Top of SUPPLIED RECORDS

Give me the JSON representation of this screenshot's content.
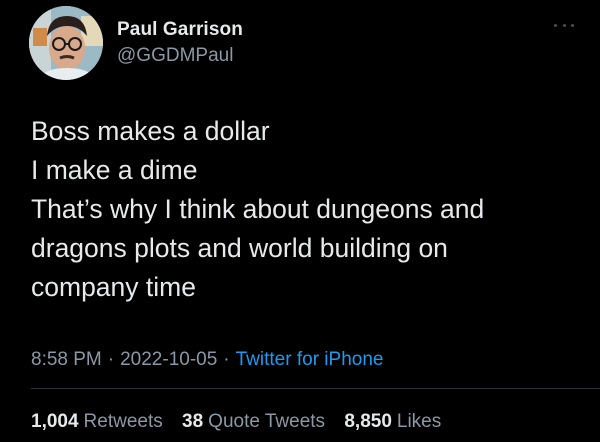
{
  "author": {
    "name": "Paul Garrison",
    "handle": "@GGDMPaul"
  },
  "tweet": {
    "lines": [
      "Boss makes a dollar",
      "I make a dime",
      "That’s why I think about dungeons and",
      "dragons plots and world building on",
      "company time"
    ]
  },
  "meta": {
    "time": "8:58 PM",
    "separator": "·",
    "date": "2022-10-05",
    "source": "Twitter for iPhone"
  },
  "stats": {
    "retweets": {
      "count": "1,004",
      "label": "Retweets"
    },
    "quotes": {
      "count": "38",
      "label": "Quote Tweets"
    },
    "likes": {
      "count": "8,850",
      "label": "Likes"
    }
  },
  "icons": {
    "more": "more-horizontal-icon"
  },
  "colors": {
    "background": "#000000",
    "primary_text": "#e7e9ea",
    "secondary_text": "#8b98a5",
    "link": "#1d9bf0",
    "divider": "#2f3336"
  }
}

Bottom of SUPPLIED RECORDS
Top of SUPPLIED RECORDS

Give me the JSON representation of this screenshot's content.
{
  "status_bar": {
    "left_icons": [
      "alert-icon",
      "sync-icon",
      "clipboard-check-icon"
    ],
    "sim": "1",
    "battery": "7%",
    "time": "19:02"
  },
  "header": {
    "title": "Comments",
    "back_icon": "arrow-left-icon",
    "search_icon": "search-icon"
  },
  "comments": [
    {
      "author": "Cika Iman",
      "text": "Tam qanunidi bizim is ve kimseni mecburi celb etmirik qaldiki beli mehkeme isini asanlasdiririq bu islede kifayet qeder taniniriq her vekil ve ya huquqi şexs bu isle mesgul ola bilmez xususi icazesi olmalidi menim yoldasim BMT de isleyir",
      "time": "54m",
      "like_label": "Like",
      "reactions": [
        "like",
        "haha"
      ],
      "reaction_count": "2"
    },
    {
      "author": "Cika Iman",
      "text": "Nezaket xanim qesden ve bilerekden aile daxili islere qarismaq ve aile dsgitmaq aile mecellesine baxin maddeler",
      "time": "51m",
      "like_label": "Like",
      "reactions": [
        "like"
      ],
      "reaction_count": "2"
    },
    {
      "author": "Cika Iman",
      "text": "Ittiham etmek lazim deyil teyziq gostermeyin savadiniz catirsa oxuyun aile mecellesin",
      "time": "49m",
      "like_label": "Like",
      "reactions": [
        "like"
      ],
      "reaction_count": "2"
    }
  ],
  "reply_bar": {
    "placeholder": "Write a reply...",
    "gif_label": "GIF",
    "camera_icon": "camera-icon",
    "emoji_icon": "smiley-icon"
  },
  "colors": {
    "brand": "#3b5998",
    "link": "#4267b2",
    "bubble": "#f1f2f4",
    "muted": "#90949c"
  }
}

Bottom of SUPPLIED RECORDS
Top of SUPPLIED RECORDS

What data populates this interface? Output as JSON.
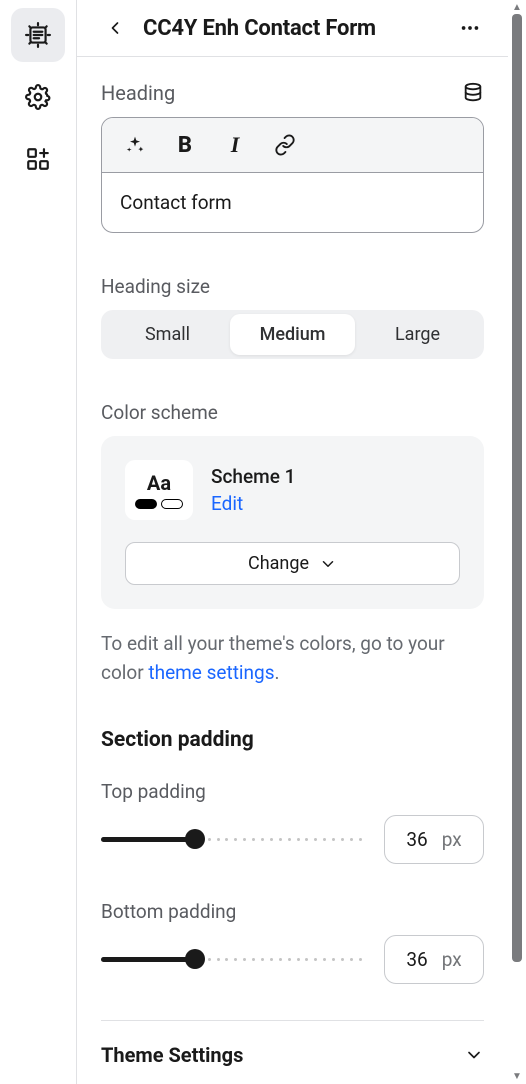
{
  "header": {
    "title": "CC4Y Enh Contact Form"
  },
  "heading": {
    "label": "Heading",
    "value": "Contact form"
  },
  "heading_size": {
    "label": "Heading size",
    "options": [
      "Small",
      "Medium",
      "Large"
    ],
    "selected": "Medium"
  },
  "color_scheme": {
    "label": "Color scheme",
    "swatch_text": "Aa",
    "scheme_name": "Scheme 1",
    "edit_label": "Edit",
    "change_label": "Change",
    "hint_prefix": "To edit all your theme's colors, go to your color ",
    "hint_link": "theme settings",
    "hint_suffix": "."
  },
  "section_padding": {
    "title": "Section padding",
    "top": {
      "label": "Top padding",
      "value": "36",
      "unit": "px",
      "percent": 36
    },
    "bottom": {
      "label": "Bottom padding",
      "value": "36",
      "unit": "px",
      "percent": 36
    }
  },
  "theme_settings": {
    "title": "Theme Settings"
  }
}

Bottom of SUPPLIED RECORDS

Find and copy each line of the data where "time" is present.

*SOLVED EXERCISE*.
      "company time"
    "time": "8:58 PM",
    "time": "19:02"
      "time": "54m",
      "time": "51m",
      "time": "49m",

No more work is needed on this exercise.